The death of a man in rural Centerview, Mo. is being investigated as a homicide.
At 11:33 a.m. on Jan. 25 police responded to a medical call in the 300 block of Graham St. in Centerview. When they arrived they found Walter Hayes Feldman, 41, dead from a gunshot wound.
Hayes Feldman was in his bed at the time.
More than two dozen investigators with the Major Case Squad are assisting the Johnson County, Mo. Sheriff’s Office with the case. They have pursued around 60 leads in the case.
Johnson County Sheriff Chuck Heiss said that this was the first homicide in Centerview in his 16 years on the job.
The population of the town is around 250 people.
Anyone with information on the case is urged to call the Johnson County Sheriff’s office at 660-747-6469.
Son charged in murder of Centerview, Mo., man
Jacob H. Feldman
A 17-year-old Centerview, Mo., resident has been charged with first-degree murder in the shooting death of his father. According to investigators, Jacob Hayes Feldman shot his father with three bullets to the head from a .22 caliber rifle on Jan. 22. The victim, 41-year-old Walter Hayes Feldman, was discovered dead in his Centerview home three days later. The Rural Missouri Major Case Squad was called to investigate.
Investigators say the younger Feldman, who did not live with his father, and a juvenile went to the home and found the elder Feldman asleep in his bed. The suspect is also charged with armed criminal action and first-degree burglary. He is in the Johnson County, Mo, jail in lieu of $750,000 cash bond. The other person is in the custody of juvenile authorities.
Sheriff's office: Teen accused of killing fatherPosted: Mar 02, 2012 3:35 AM
CENTERVIEW, MO (KCTV) -
A 17-year-old Missouri man is accused of killing his father. Jacob Feldman is charged with murder.
His father, 41-year-old Walter Hayes Feldman, was shot and killed in his bed in his Centerview, MO, home on Jan. 25.
Investigators said Jacob Feldman confessed to the crime. The son told authorities that he and another juvenile found Walter Feldman asleep in his bed and he fired three bullets from a .22 caliber rifle into his dad as he slept.
Feldman is being held on a $750,000 cash bond.

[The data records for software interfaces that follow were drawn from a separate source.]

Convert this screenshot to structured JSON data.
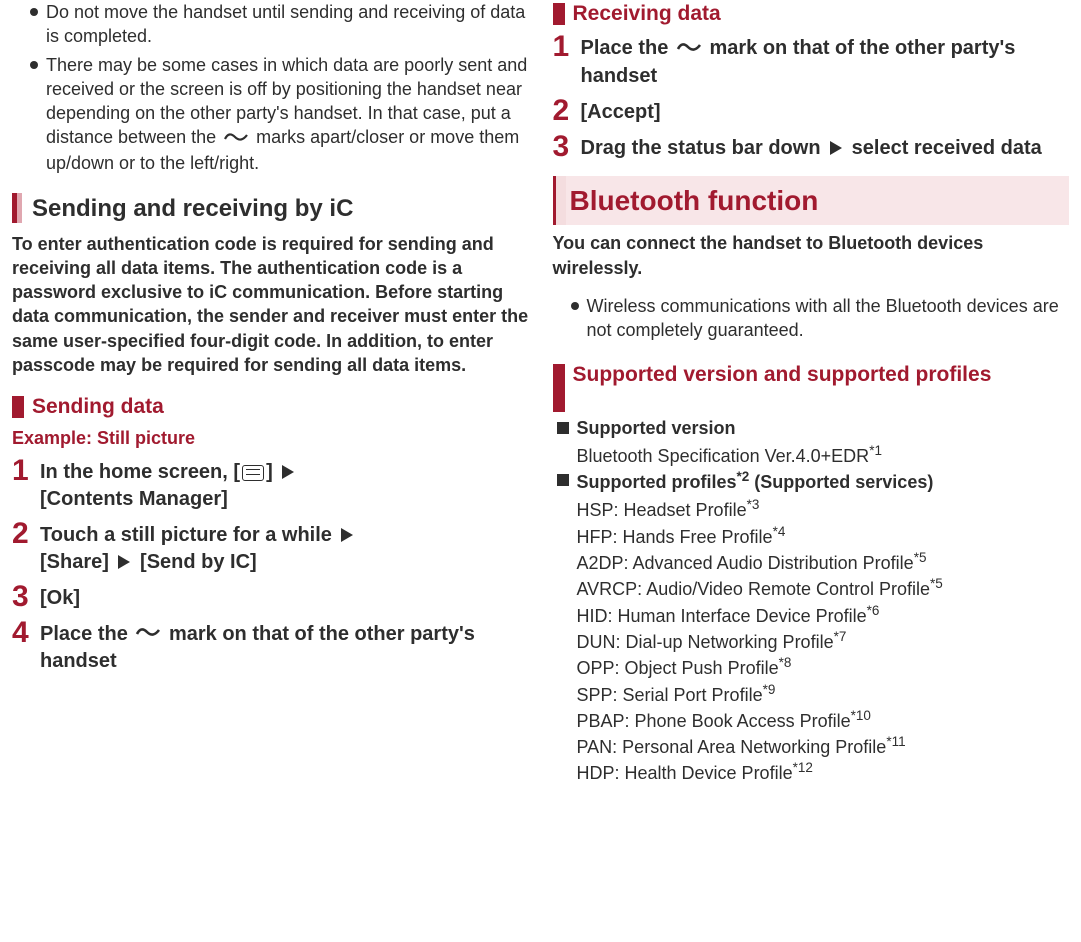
{
  "leftTop": {
    "bullets": [
      "Do not move the handset until sending and receiving of data is completed.",
      {
        "pre": "There may be some cases in which data are poorly sent and received or the screen is off by positioning the handset near depending on the other party's handset. In that case, put a distance between the ",
        "post": " marks apart/closer or move them up/down or to the left/right."
      }
    ]
  },
  "sendRecv": {
    "heading": "Sending and receiving by iC",
    "intro": "To enter authentication code is required for sending and receiving all data items. The authentication code is a password exclusive to iC communication. Before starting data communication, the sender and receiver must enter the same user-specified four-digit code. In addition, to enter passcode may be required for sending all data items."
  },
  "sending": {
    "heading": "Sending data",
    "example": "Example: Still picture",
    "steps": {
      "s1a": "In the home screen, [",
      "s1b": "]",
      "s1c": "[Contents Manager]",
      "s2a": "Touch a still picture for a while",
      "s2b": "[Share]",
      "s2c": "[Send by IC]",
      "s3": "[Ok]",
      "s4a": "Place the ",
      "s4b": " mark on that of the other party's handset"
    }
  },
  "receiving": {
    "heading": "Receiving data",
    "steps": {
      "s1a": "Place the ",
      "s1b": " mark on that of the other party's handset",
      "s2": "[Accept]",
      "s3a": "Drag the status bar down",
      "s3b": "select received data"
    }
  },
  "bluetooth": {
    "heading": "Bluetooth function",
    "intro": "You can connect the handset to Bluetooth devices wirelessly.",
    "bullets": [
      "Wireless communications with all the Bluetooth devices are not completely guaranteed."
    ]
  },
  "profiles": {
    "heading": "Supported version and supported profiles",
    "supportedVersionLabel": "Supported version",
    "supportedVersionBody": "Bluetooth Specification Ver.4.0+EDR",
    "supportedVersionSup": "*1",
    "supportedProfilesLabel": "Supported profiles",
    "supportedProfilesSup": "*2",
    "supportedProfilesSuffix": " (Supported services)",
    "items": [
      {
        "t": "HSP: Headset Profile",
        "s": "*3"
      },
      {
        "t": "HFP: Hands Free Profile",
        "s": "*4"
      },
      {
        "t": "A2DP: Advanced Audio Distribution Profile",
        "s": "*5"
      },
      {
        "t": "AVRCP: Audio/Video Remote Control Profile",
        "s": "*5"
      },
      {
        "t": "HID: Human Interface Device Profile",
        "s": "*6"
      },
      {
        "t": "DUN: Dial-up Networking Profile",
        "s": "*7"
      },
      {
        "t": "OPP: Object Push Profile",
        "s": "*8"
      },
      {
        "t": "SPP: Serial Port Profile",
        "s": "*9"
      },
      {
        "t": "PBAP: Phone Book Access Profile",
        "s": "*10"
      },
      {
        "t": "PAN: Personal Area Networking Profile",
        "s": "*11"
      },
      {
        "t": "HDP: Health Device Profile",
        "s": "*12"
      }
    ]
  }
}
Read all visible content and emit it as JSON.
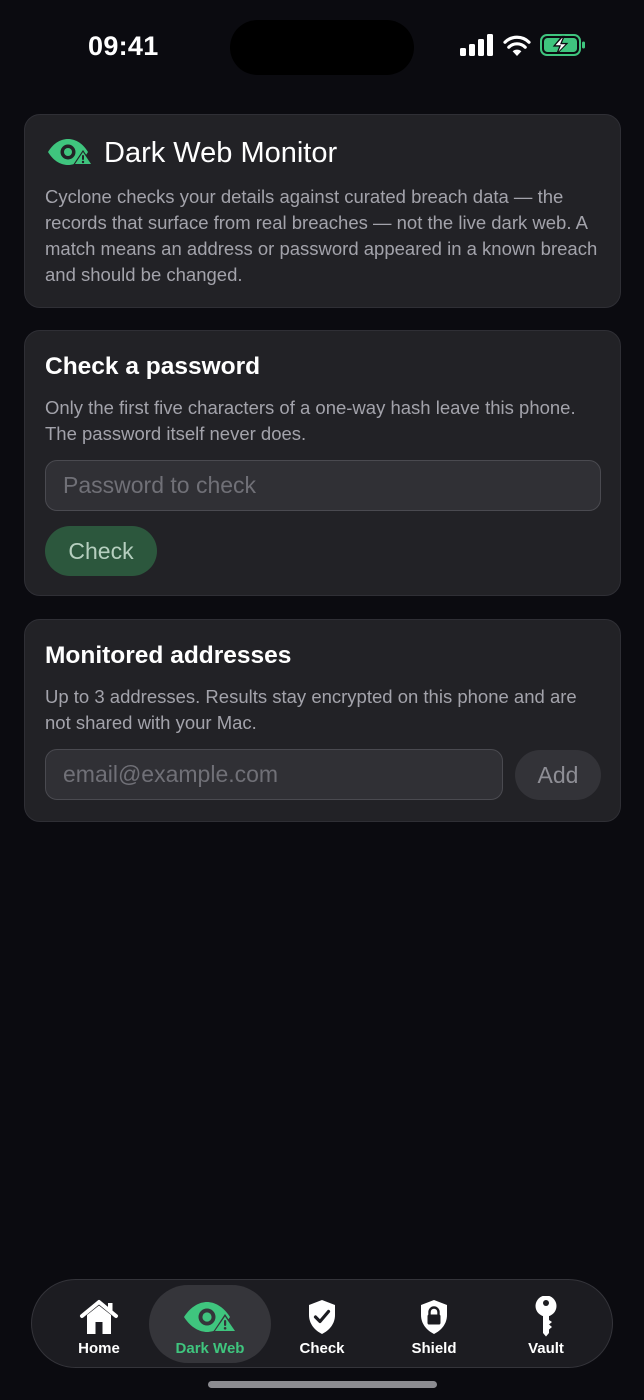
{
  "status_bar": {
    "time": "09:41"
  },
  "colors": {
    "accent": "#3fc57e",
    "background": "#0b0b10",
    "card": "#222226",
    "check_button": "#2c573d"
  },
  "hero": {
    "icon": "eye-warning-icon",
    "title": "Dark Web Monitor",
    "description": "Cyclone checks your details against curated breach data — the records that surface from real breaches — not the live dark web. A match means an address or password appeared in a known breach and should be changed."
  },
  "password_check": {
    "title": "Check a password",
    "description": "Only the first five characters of a one-way hash leave this phone. The password itself never does.",
    "input_placeholder": "Password to check",
    "input_value": "",
    "button_label": "Check"
  },
  "monitored": {
    "title": "Monitored addresses",
    "description": "Up to 3 addresses. Results stay encrypted on this phone and are not shared with your Mac.",
    "input_placeholder": "email@example.com",
    "input_value": "",
    "button_label": "Add"
  },
  "tabbar": {
    "active": "Dark Web",
    "tabs": [
      {
        "label": "Home",
        "icon": "home-icon"
      },
      {
        "label": "Dark Web",
        "icon": "eye-warning-icon"
      },
      {
        "label": "Check",
        "icon": "shield-check-icon"
      },
      {
        "label": "Shield",
        "icon": "shield-lock-icon"
      },
      {
        "label": "Vault",
        "icon": "key-icon"
      }
    ]
  }
}
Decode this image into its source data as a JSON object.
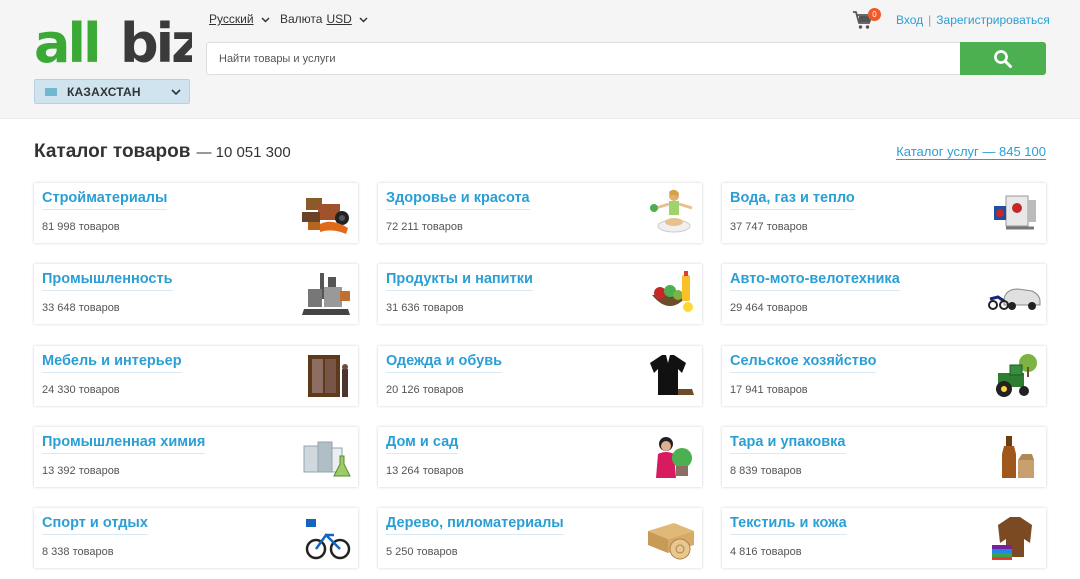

Click here for previous coverage on this story.
Copyright 2012 KCTV (Meredith Corp.) All rights reserved.
Read more: http://www.nbcactionnews.com/dpp/news/crime/centerview-mo-mans-death-being-investigated-as-a-homicide#ixzz1ksqGF2xu